Last Saturday in Soho, teen rapper Keith “Chief Keef” Cozart parked his SUV as a lick of marijuana smoke snaked from a half-rolled-down window. Inside, a smiling face wrapped in mini- dreadlocks: Chief Keef was in town for a headlining show at the Best Buy Theater.
The car inched up the block to the Beats by Dre store for an in-store signing celebrating the unveiling of Chief Keef’s signature headphones. Mr. Keef and members of his Glory Boyz Entertainment posse headed indoors, where they complained about New York weed.
“It’s weak as fuck,” Mr. Keef told the Transom. Luckily, NYC has many delivery services, and several drug deals were soon completed.
This was Mr. Keef’s first public appearance in New York since the release of his debut album, Finally Rich, an odd title given that he’s only 17 years old. (Last year Mr. Keef signed a $6 million dollar deal with Interscope.)
Then again, Mr. Keef is lucky he’s rich, considering his criminal record. At 16, Mr. Keef, who hails from Chicago’s South Side, was sentenced to house arrest for pulling a gun on a cop. Last summer, when a rival rapper was shot dead, Mr. Keef seemed to brag about it on Twitter. A few weeks later, he did a photo shoot with Pitchfork at a gun range, violating his parole, and spent two months in juvie.
The initial arrest likely helped his career. Stuck at his grandmother’s house, Mr. Keef recorded dozens of songs with GBE, including the hit “I Don’t Like,” which received more than 25 million views on YouTube.
Mr. Keef has even been arrested twice in the past two weeks. First for smoking weed at a five-star hotel in Atlanta while celebrating Spring Breakers star Gucci Mane’s album release. (Mr. Mane recently signed Mr. Keef to his informal Bricksquad crew.) A few days later, back in Illinois, Mr. Keef was arrested for going 110 mph on the highway. A video shows a cop pulling a stack of money from Mr. Keef’s vest pocket. “Uh, that’s eight thousand,” the rapper is heard telling the police.
While he may enjoy driving fast, Mr. Keef walks at approximately 0.02 miles an hour. He doesn’t speak much, but when he does, he’s usually smiling, cracking a joke. When asked about his beef with Katy Perry, who tweeted that his new single “Hate Bein Sober” made her have “serious doubt for the world,” he smiled and shook his dreads: “I don’t give a fuck,” he said.
Back at the hotel, a young lady in tight acid-washed jeans was waiting in the lobby. Mr. Keef—take-out pizza in one hand, the girl’s hand in the other—rode the elevator up to his room, emerging a few hours later: showtime.
People assume backstage at a rap concert is like what they hear about rock concerts—booze, drugs, groupies.

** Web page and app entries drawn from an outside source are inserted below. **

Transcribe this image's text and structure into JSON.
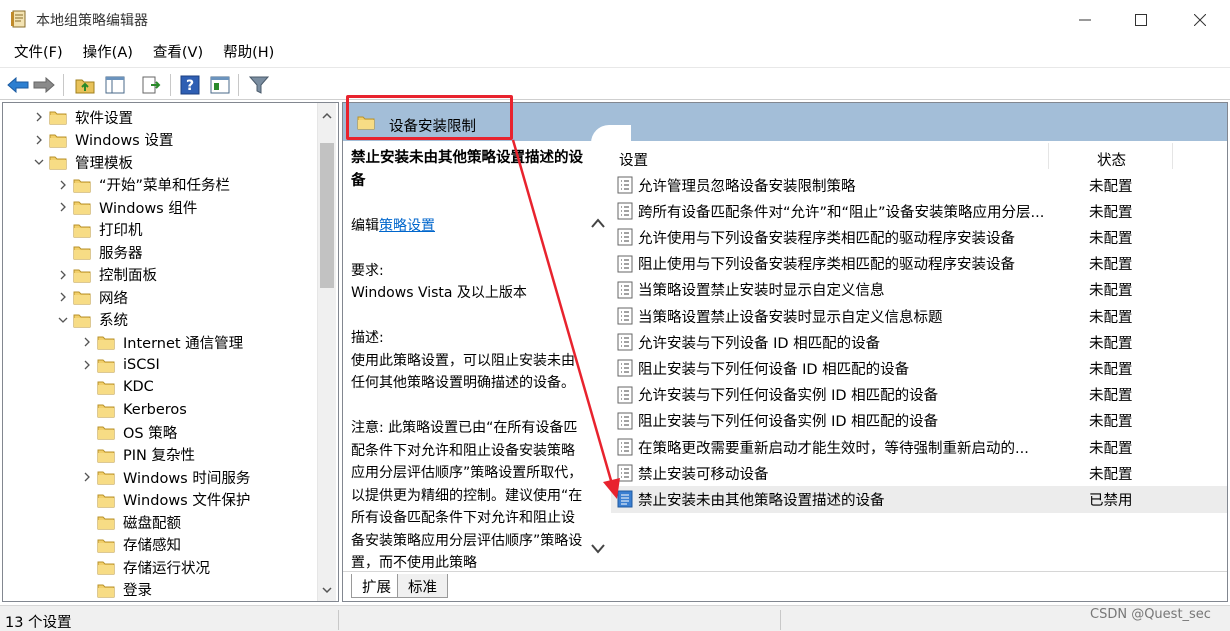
{
  "window": {
    "title": "本地组策略编辑器",
    "minimize_icon": "minimize-icon",
    "maximize_icon": "maximize-icon",
    "close_icon": "close-icon"
  },
  "menu": [
    "文件(F)",
    "操作(A)",
    "查看(V)",
    "帮助(H)"
  ],
  "toolbar": {
    "icons": [
      "back-arrow-icon",
      "forward-arrow-icon",
      "up-folder-icon",
      "show-hide-tree-icon",
      "export-list-icon",
      "help-icon",
      "properties-icon",
      "filter-icon"
    ]
  },
  "tree": {
    "items": [
      {
        "label": "软件设置",
        "level": 1,
        "expander": "collapsed"
      },
      {
        "label": "Windows 设置",
        "level": 1,
        "expander": "collapsed"
      },
      {
        "label": "管理模板",
        "level": 1,
        "expander": "expanded"
      },
      {
        "label": "“开始”菜单和任务栏",
        "level": 2,
        "expander": "collapsed"
      },
      {
        "label": "Windows 组件",
        "level": 2,
        "expander": "collapsed"
      },
      {
        "label": "打印机",
        "level": 2,
        "expander": "none"
      },
      {
        "label": "服务器",
        "level": 2,
        "expander": "none"
      },
      {
        "label": "控制面板",
        "level": 2,
        "expander": "collapsed"
      },
      {
        "label": "网络",
        "level": 2,
        "expander": "collapsed"
      },
      {
        "label": "系统",
        "level": 2,
        "expander": "expanded"
      },
      {
        "label": "Internet 通信管理",
        "level": 3,
        "expander": "collapsed"
      },
      {
        "label": "iSCSI",
        "level": 3,
        "expander": "collapsed"
      },
      {
        "label": "KDC",
        "level": 3,
        "expander": "none"
      },
      {
        "label": "Kerberos",
        "level": 3,
        "expander": "none"
      },
      {
        "label": "OS 策略",
        "level": 3,
        "expander": "none"
      },
      {
        "label": "PIN 复杂性",
        "level": 3,
        "expander": "none"
      },
      {
        "label": "Windows 时间服务",
        "level": 3,
        "expander": "collapsed"
      },
      {
        "label": "Windows 文件保护",
        "level": 3,
        "expander": "none"
      },
      {
        "label": "磁盘配额",
        "level": 3,
        "expander": "none"
      },
      {
        "label": "存储感知",
        "level": 3,
        "expander": "none"
      },
      {
        "label": "存储运行状况",
        "level": 3,
        "expander": "none"
      },
      {
        "label": "登录",
        "level": 3,
        "expander": "none"
      }
    ]
  },
  "right_pane": {
    "header_title": "设备安装限制",
    "description": {
      "title": "禁止安装未由其他策略设置描述的设备",
      "edit_prefix": "编辑",
      "edit_link": "策略设置",
      "requirements_label": "要求:",
      "requirements_value": "Windows Vista 及以上版本",
      "description_label": "描述:",
      "description_text": "使用此策略设置，可以阻止安装未由任何其他策略设置明确描述的设备。",
      "note_text": "注意: 此策略设置已由“在所有设备匹配条件下对允许和阻止设备安装策略应用分层评估顺序”策略设置所取代，以提供更为精细的控制。建议使用“在所有设备匹配条件下对允许和阻止设备安装策略应用分层评估顺序”策略设置，而不使用此策略"
    },
    "columns": {
      "setting": "设置",
      "state": "状态"
    },
    "rows": [
      {
        "name": "允许管理员忽略设备安装限制策略",
        "state": "未配置",
        "selected": false
      },
      {
        "name": "跨所有设备匹配条件对“允许”和“阻止”设备安装策略应用分层...",
        "state": "未配置",
        "selected": false
      },
      {
        "name": "允许使用与下列设备安装程序类相匹配的驱动程序安装设备",
        "state": "未配置",
        "selected": false
      },
      {
        "name": "阻止使用与下列设备安装程序类相匹配的驱动程序安装设备",
        "state": "未配置",
        "selected": false
      },
      {
        "name": "当策略设置禁止安装时显示自定义信息",
        "state": "未配置",
        "selected": false
      },
      {
        "name": "当策略设置禁止设备安装时显示自定义信息标题",
        "state": "未配置",
        "selected": false
      },
      {
        "name": "允许安装与下列设备 ID 相匹配的设备",
        "state": "未配置",
        "selected": false
      },
      {
        "name": "阻止安装与下列任何设备 ID 相匹配的设备",
        "state": "未配置",
        "selected": false
      },
      {
        "name": "允许安装与下列任何设备实例 ID 相匹配的设备",
        "state": "未配置",
        "selected": false
      },
      {
        "name": "阻止安装与下列任何设备实例 ID 相匹配的设备",
        "state": "未配置",
        "selected": false
      },
      {
        "name": "在策略更改需要重新启动才能生效时，等待强制重新启动的...",
        "state": "未配置",
        "selected": false
      },
      {
        "name": "禁止安装可移动设备",
        "state": "未配置",
        "selected": false
      },
      {
        "name": "禁止安装未由其他策略设置描述的设备",
        "state": "已禁用",
        "selected": true
      }
    ],
    "tabs": [
      "扩展",
      "标准"
    ]
  },
  "statusbar": {
    "text": "13 个设置"
  },
  "watermark": "CSDN @Quest_sec",
  "colors": {
    "header_band": "#a3bed8",
    "annotation_red": "#e8232e",
    "link": "#0066cc",
    "selected_row": "#ececec"
  }
}
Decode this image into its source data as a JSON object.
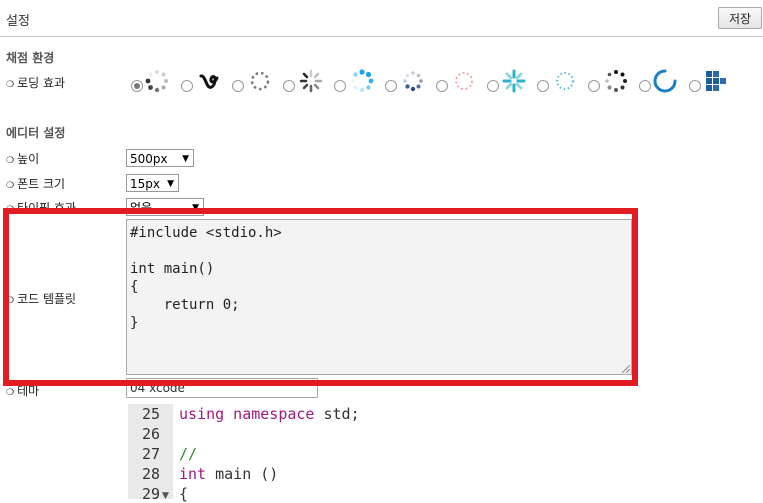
{
  "header": {
    "title": "설정",
    "save_label": "저장"
  },
  "grading": {
    "section_title": "채점 환경",
    "loading_label": "로딩 효과",
    "loading_options": [
      "dots-spinner",
      "swirl",
      "dashed-ring",
      "bars-spinner",
      "blue-dots",
      "dots-ring",
      "red-ring",
      "cyan-burst",
      "dots-circle",
      "black-dots",
      "blue-arc",
      "blue-squares"
    ],
    "selected_index": 0
  },
  "editor": {
    "section_title": "에디터 설정",
    "height_label": "높이",
    "height_value": "500px",
    "font_size_label": "폰트 크기",
    "font_size_value": "15px",
    "typing_label": "타이핑 효과",
    "typing_value": "없음",
    "template_label": "코드 템플릿",
    "template_code": "#include <stdio.h>\n\nint main()\n{\n    return 0;\n}",
    "theme_label": "테마",
    "theme_value": "04 xcode"
  },
  "preview": {
    "line_numbers": [
      "25",
      "26",
      "27",
      "28",
      "29"
    ],
    "lines": [
      "using namespace std;",
      "",
      "//",
      "int main ()",
      "{"
    ]
  },
  "colors": {
    "highlight": "#e31b23",
    "keyword": "#a0197e",
    "comment": "#2d8c2d"
  }
}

But there were no women or booze at the Best Buy Theater. There was, however, an 8-year-old kid named Godfrey whom Mr. Keef had met outside when the kid’s mom ran up to him and told him she couldn’t afford a ticket.
Around 10:30 p.m., NYPD’s hip-hop task force burst into the quiet dressing room. Four cops in streetwear huddled Mr. Keef and his manager, Dro, into the bathroom. No reason was given. Things worked out, though, and Mr. Keef took the stage an hour later, along with his entire posse and even little Godfrey, who danced around the stage without his shirt on.